And for me, that’s been the underlying problem all along. So inevitably, most Remainers aren’t happy with whatever plans the Government comes up with, and even today at this late stage in the overall process it seems that most Leavers aren’t happy with it either, because ultimately a cobbled-together compromise suits no-one…
It’s a long-term political nightmare, so we’ll just have to wait and see what new dismal disasters today’s planned Cabinet meeting on the latest proposed draft deal brings… 😦
My personal notion of a parody is taking something or someone and exaggerating those little things that make them instantly recognisable, exposing and poking fun at their most common mannerisms and attitudes and in highlighting them in an over-the-top cartoonish caraciture of reality, holding them up for playful ridicule in a highly amusing way.
But how do you create a parody of a president who is already so wholly exaggerated in his bullish mannerisms and attitudes? How do you highlight as funny someone whose personal reality is so distorted that they live in a constant state of self-righteous delusion, especially when their perceived self-importance is channelled into playing out a truly important role they clearly have no real understanding of?
President Trump reminds me very much of the Queen of Hearts in Alice in Wonderland, in that:
‘The Queen had only one way of settling all difficulties, great or small. “Off with his head!” she said, without even looking round.’
And as the spoiled-brat bully-boy caricature of Trump holds court with his entourage, making all these ridiculous fantastical statements on no more than a whim or flight of fancy, in the background I like (hope!) to imagine some of the more sensible White House staff scurrying around behind the scenes trying their best to rein him in, providing potential caveats to the devastating detruction he trails in his wake of bluff and bluster – a bit like the King of Hearts quietly pardoning everyone behind the Queen’s back as soon as she’s lost interest in whatever she feels had caused any slight offence in the first place.
So to my mind there is absolutely no need to parody the incumbent President of the United States – for me he manages to make a prize flashy fool of himself pretty much every time he opens his precocious little pouty mouth…
I don’t mean to be so erratic with my blog posting. I always start out intending to post regularly, but somewhere along the line life gets in the way and sometimes my motivation drops, or I find myself with nothing to say or even worse – so much to say I’m rendered speechless and don’t even know where to begin!
Especially after a week like this week – USA mid-term elections and yet another mass shooting (California this time) and here in the UK we’re another step closer to our Government still NOT sorting out the Brex-shit situation. I feel mean and small and bitter that all I seem to do is moan and complain but it all feels so negative, negative, negative…

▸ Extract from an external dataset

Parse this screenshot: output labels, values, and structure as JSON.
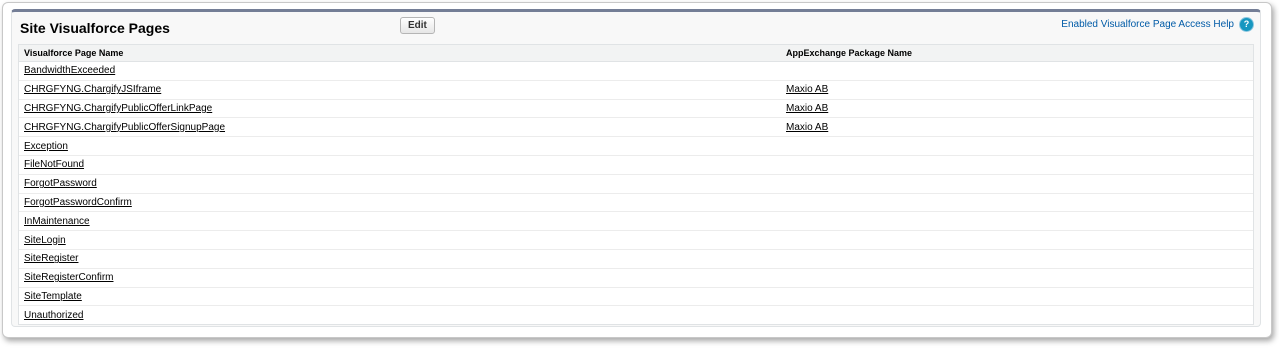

What does it all mean? The world feels a really scary place right now, I don’t trust the Trump administration’s twisting of the truth and deliberate loading of a dictatorship-style dice in their favour. And I don’t trust Theresa May anti-democratically riding rough-shod over parliamentary process in trying to force a dodgy deal through at all costs.
There are mean streets out there these days for all of us on both sides of the ocean, and it’s just so hard to feel poltically safe anywhere any more. There’s far too much hate and far too little love and way too much ‘othering’ of anyone not fitting a particular narrow elite view of what being ‘American’ or ‘British’ means.
OK, sending peace and love to everybody (admittedly it may be given to some more grudgingly than to others) because we all need to focus on what it means to be a part of humanity, looking for whatever shared hopes and desires make us similar instead of highlighting whatever hateful differences are perceived and believed as threatening…